The real difficulty is ascertaining what will work and what is failing before it’s too late. In churches, even the most minor change can be devastating. I spoke to a woman this past weekend who asked me about the cost and usefulness of electronic drum kits. We talked about whether or not it was viable for the church to get a traditional kit and (among other things) was told that since this would be the church’s first drum set they wanted to ease the congregation into the idea of using drums in church. Unfortunately this isn’t uncommon. The idea of leaving a church over the incorporation of drums seems like an absolutely trivial thing to my young, Southern California church mentality, but it is an absolute reality for an entire generation or two of American churchgoers. Whether it’s a decision on coffee carts, drums or the pastor wearing a tie or a polo, church leaders are bound to offend someone when they decide to make a change. People view changes made outside of their control or in opposition of their preferences as a threat to their existence. Coffee inside of the church building wasn’t allowed in 1979 or 1989 when the old guard held power, and when it is allowed in 2009 it becomes symbolic of a passing of the guard and the demise of a generation’s sensibilities.

The growth of churches that got their jump start catering to the college crowd (for me, circa 2002, it was Flood and for some of my friends it was The Rock, I couldn’t tell you what San Diego churches fill that void now) has widened the gap between age groups by giving many 20-somethings the impression that these large, concert-esque services are the ideal way to fill seats and spread God’s message.
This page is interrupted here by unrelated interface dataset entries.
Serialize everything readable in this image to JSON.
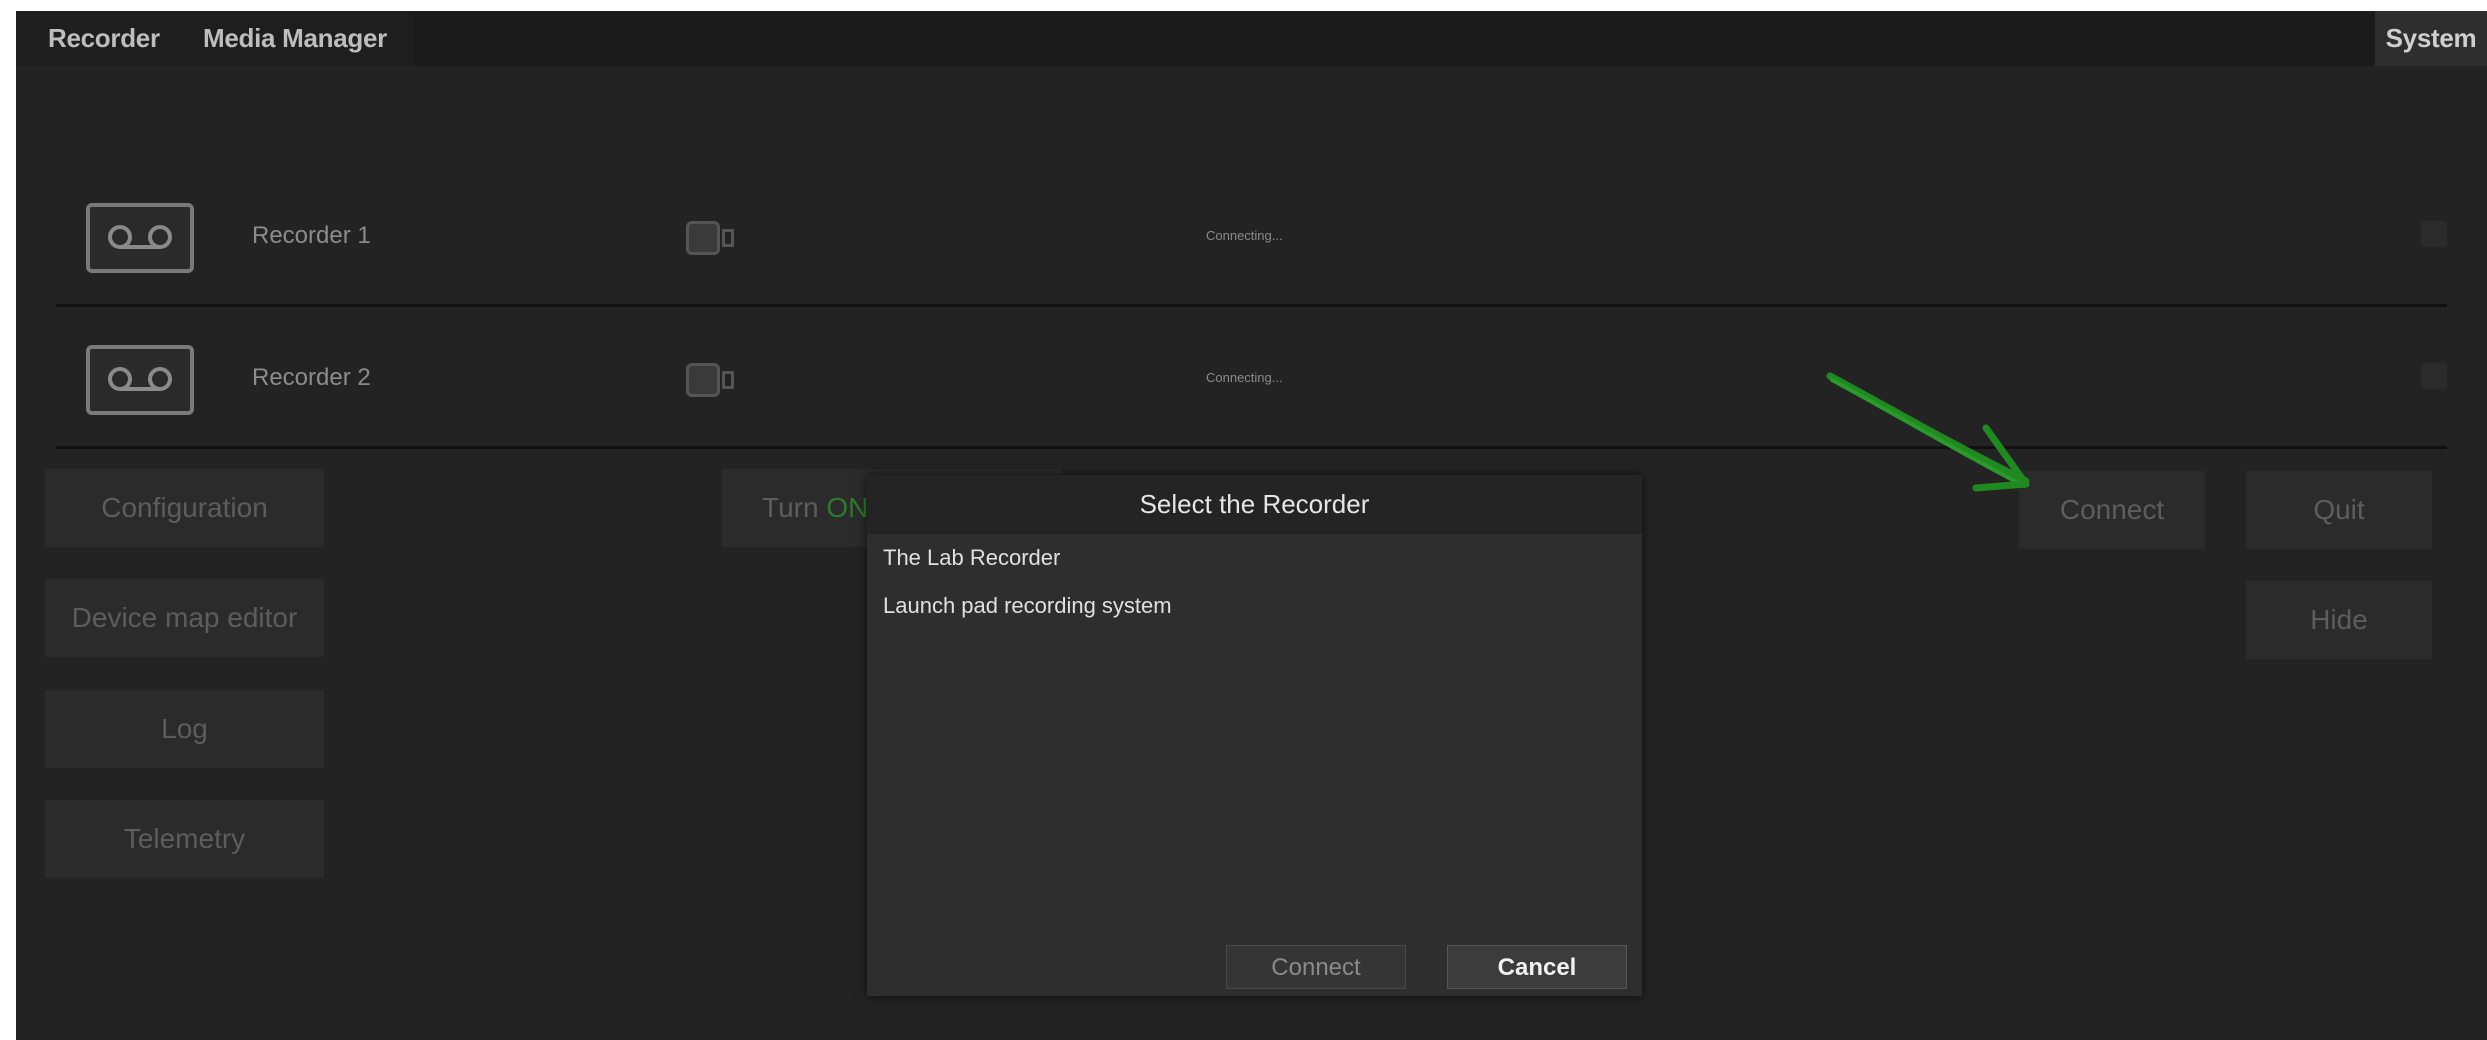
{
  "menubar": {
    "recorder": "Recorder",
    "media_manager": "Media Manager",
    "system": "System"
  },
  "recorders": [
    {
      "name": "Recorder 1",
      "status": "Connecting..."
    },
    {
      "name": "Recorder 2",
      "status": "Connecting..."
    }
  ],
  "left_buttons": {
    "configuration": "Configuration",
    "device_map_editor": "Device map editor",
    "log": "Log",
    "telemetry": "Telemetry"
  },
  "turn_button": {
    "prefix": "Turn",
    "state": "ON"
  },
  "right_buttons": {
    "connect": "Connect",
    "quit": "Quit",
    "hide": "Hide"
  },
  "dialog": {
    "title": "Select the Recorder",
    "items": [
      "The Lab Recorder",
      "Launch pad recording system"
    ],
    "connect": "Connect",
    "cancel": "Cancel"
  },
  "colors": {
    "background": "#232323",
    "menubar": "#1b1b1b",
    "button": "#2b2b2b",
    "annotation_arrow": "#1f8a1f"
  }
}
These services are something older generations often simply do not connect with, not because the methods of these services are necessarily wrong, but because “that wasn’t how it was done in 19xx”. They see the darkness and the loudness as excessive pandering to secular culture. Meanwhile, the “rock concert” worship team (Crowder, Tomlin, etc.) has become an ideal in the mentality of many young church-goers who become enamored with the (generally) simplistic language, uplifting message and emotional atmosphere delivered in these types of services.
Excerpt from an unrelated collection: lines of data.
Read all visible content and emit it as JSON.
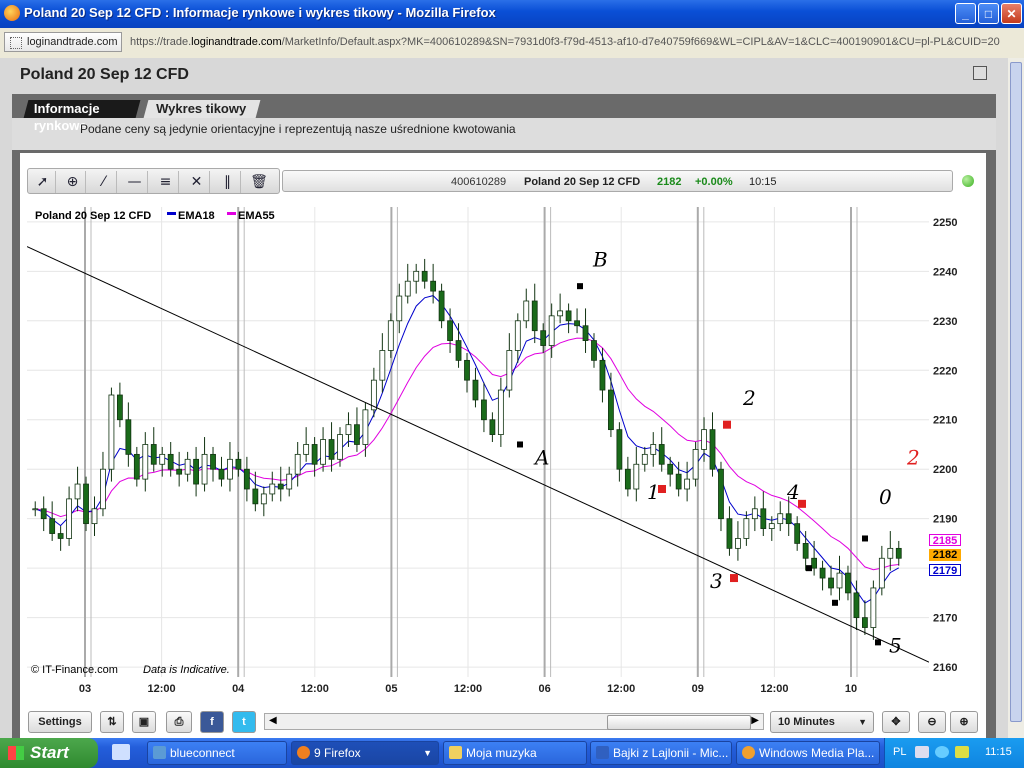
{
  "window": {
    "title": "Poland 20 Sep 12 CFD : Informacje rynkowe i wykres tikowy - Mozilla Firefox",
    "controls": [
      "_",
      "□",
      "✕"
    ]
  },
  "urlbar": {
    "site": "loginandtrade.com",
    "url_prefix": "https://trade.",
    "url_domain": "loginandtrade.com",
    "url_rest": "/MarketInfo/Default.aspx?MK=400610289&SN=7931d0f3-f79d-4513-af10-d7e40759f669&WL=CIPL&AV=1&CLC=400190901&CU=pl-PL&CUID=20"
  },
  "dialog": {
    "title": "Poland 20 Sep 12 CFD",
    "tabs": [
      "Informacje rynkowe",
      "Wykres tikowy"
    ],
    "active_tab": "Wykres tikowy",
    "disclaimer": "Podane ceny są jedynie orientacyjne i reprezentują nasze uśrednione kwotowania"
  },
  "toolbar": {
    "tools": [
      "pointer-icon",
      "zoom-icon",
      "trendline-icon",
      "horizontal-line-icon",
      "fibonacci-icon",
      "crosshair-icon",
      "parallel-lines-icon",
      "trash-icon"
    ]
  },
  "infobar": {
    "market_id": "400610289",
    "name": "Poland 20 Sep 12 CFD",
    "price": "2182",
    "change": "+0.00%",
    "time": "10:15"
  },
  "chart_data": {
    "type": "candlestick",
    "title": "Poland 20 Sep 12 CFD",
    "legend": [
      {
        "name": "EMA18",
        "color": "#0000cc"
      },
      {
        "name": "EMA55",
        "color": "#e000e0"
      }
    ],
    "x_ticks": [
      "03",
      "12:00",
      "04",
      "12:00",
      "05",
      "12:00",
      "06",
      "12:00",
      "09",
      "12:00",
      "10"
    ],
    "y_ticks": [
      2160,
      2170,
      2180,
      2190,
      2200,
      2210,
      2220,
      2230,
      2240,
      2250
    ],
    "ylim": [
      2158,
      2253
    ],
    "last_price_labels": {
      "ema55": "2185",
      "last": "2182",
      "ema18": "2179"
    },
    "grid": "vertical day separators and horizontal price lines",
    "footer_left": "© IT-Finance.com",
    "footer_note": "Data is Indicative.",
    "close_path": [
      2192,
      2190,
      2187,
      2186,
      2194,
      2197,
      2189,
      2192,
      2200,
      2215,
      2210,
      2203,
      2198,
      2205,
      2201,
      2203,
      2200,
      2199,
      2202,
      2197,
      2203,
      2200,
      2198,
      2202,
      2200,
      2196,
      2193,
      2195,
      2197,
      2196,
      2199,
      2203,
      2205,
      2201,
      2206,
      2202,
      2207,
      2209,
      2205,
      2212,
      2218,
      2224,
      2230,
      2235,
      2238,
      2240,
      2238,
      2236,
      2230,
      2226,
      2222,
      2218,
      2214,
      2210,
      2207,
      2216,
      2224,
      2230,
      2234,
      2228,
      2225,
      2231,
      2232,
      2230,
      2229,
      2226,
      2222,
      2216,
      2208,
      2200,
      2196,
      2201,
      2203,
      2205,
      2201,
      2199,
      2196,
      2198,
      2204,
      2208,
      2200,
      2190,
      2184,
      2186,
      2190,
      2192,
      2188,
      2189,
      2191,
      2189,
      2185,
      2182,
      2180,
      2178,
      2176,
      2179,
      2175,
      2170,
      2168,
      2176,
      2182,
      2184,
      2182
    ],
    "annotations_drawn": [
      "B",
      "A",
      "1",
      "2",
      "3",
      "4",
      "5",
      "0",
      "2"
    ],
    "markers": [
      {
        "x": "05 mid",
        "color": "black"
      },
      {
        "x": "06 early",
        "color": "black"
      }
    ]
  },
  "controls": {
    "settings": "Settings",
    "interval": "10 Minutes",
    "bottom_icons": [
      "export-icon",
      "save-icon",
      "print-icon",
      "facebook-icon",
      "twitter-icon"
    ]
  },
  "taskbar": {
    "start": "Start",
    "tasks": [
      {
        "label": "blueconnect",
        "color": "#5b9bd5"
      },
      {
        "label": "9 Firefox",
        "color": "#f08020"
      },
      {
        "label": "Moja muzyka",
        "color": "#f0d060"
      },
      {
        "label": "Bajki z Lajlonii - Mic...",
        "color": "#3060c0"
      },
      {
        "label": "Windows Media Pla...",
        "color": "#f0a030"
      }
    ],
    "lang": "PL",
    "clock": "11:15"
  }
}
In many ways, these differences are reasons to be glad for the plethora of churches and church styles. Some people want the intimacy of the small church atmosphere. Others prefer being part of a large church that is capable (because of sheer manpower) of having a multifaceted approach to ministry. Plenty of people want their church to either be more contemporary or remain rooted in the evangelical traditions of previous decades/centuries/millenia. Instead of celebrating our common bonds though, we use them as leverage for complaining. We visit other churches that move us at some level that doesn’t happen in our regular churches then complain about how our regular churches aren’t doing things like the place we visited. Now, not all complaining in church is bad. Certainly there are things that are worth taking a stand on, however more often than not we take our passive-aggressive attitudes into church and sit there, arms folded, showing everyone else that we are there because of duty, not because it’s where we actually want to be.

I’m guess I’m going to end this extended diatribe with the following: if you aren’t happy with the church you’re at, then either look beyond the surface of your church to find reasons to be happy with it, positively affect changes in the church to make it the church you want, or go to the church that you want to be at. Growing up in a given church or being a member since 19xx doesn’t grant you the priviledge of dictating church policy or moping around when policies aren’t to your liking. There’s nothing dishonorable about leaving a church because you’ve outgrown it, or because it has outgrown you.